PARIS (Reuters) - A European Union plan to impose tougher rules on credit rating agencies is “dangerous” as it is bound to limit the “quality and independence” of the rating process, the president and chief operating officer of Moody’s Investor Services told Le Figaro newspaper.
“I see it as reflecting an obsession to challenge the rating process itself, and to hold rating agencies responsible for the European debt crisis,” Michel Madelain said in an interview.
“These proposals cannot make investors confident again nor facilitate the access of companies and European states to credit markets,” he added.
The European Union on Tuesday unveiled plans to shake up credit rating agencies, although it shelved for now a divisive move for temporary “blackouts” on some sovereign ratings.
EU financial services chief Michel Barnier said his draft law would inject competition into a sector dominated by three companies, Moody’s Standard & Poor’s and Fitch Ratings who warned the rules would leave investors with less choice.

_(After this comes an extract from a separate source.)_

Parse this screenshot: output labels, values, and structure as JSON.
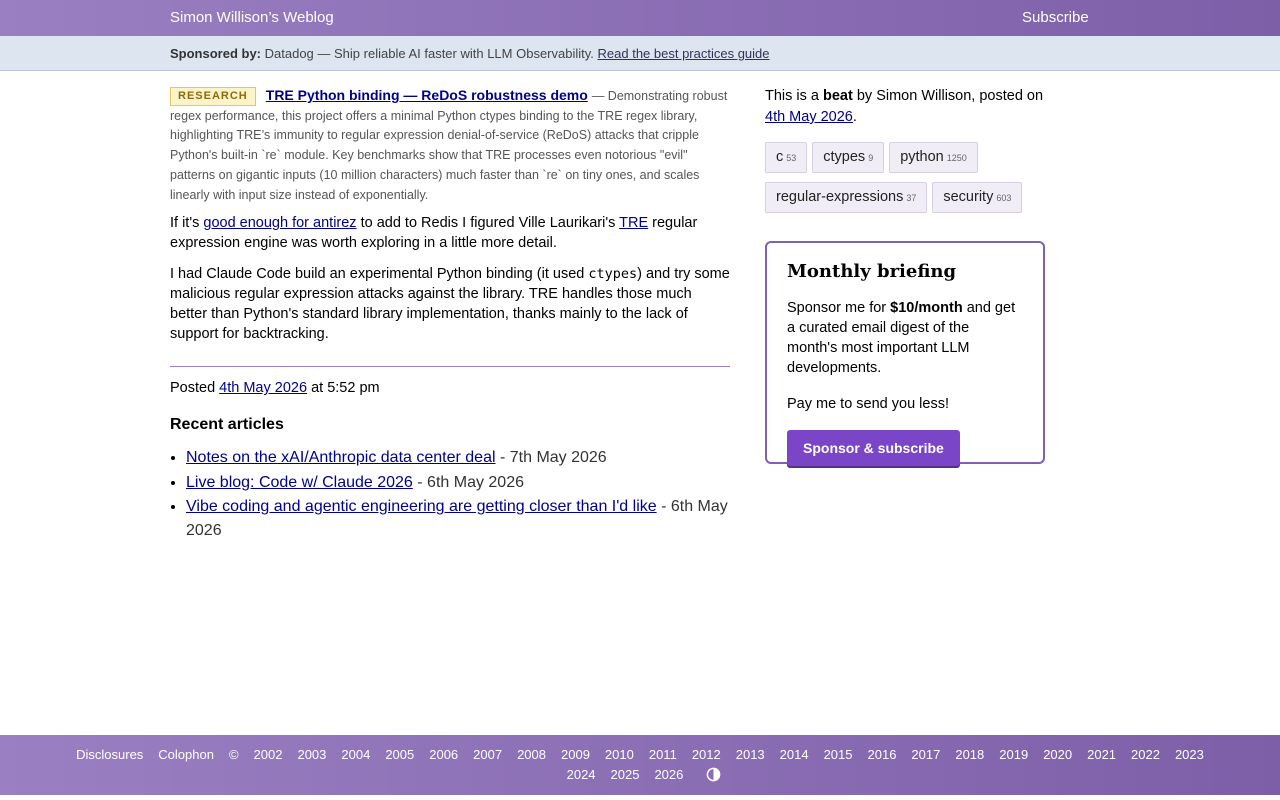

Many EU policymakers want tougher rules for the sector, saying a ratings downgrade of Greek sovereign debt last year made it more expensive to mount the country’s first bailout.
Reporting by Dominique Vidalon; Editing by Erica Billingham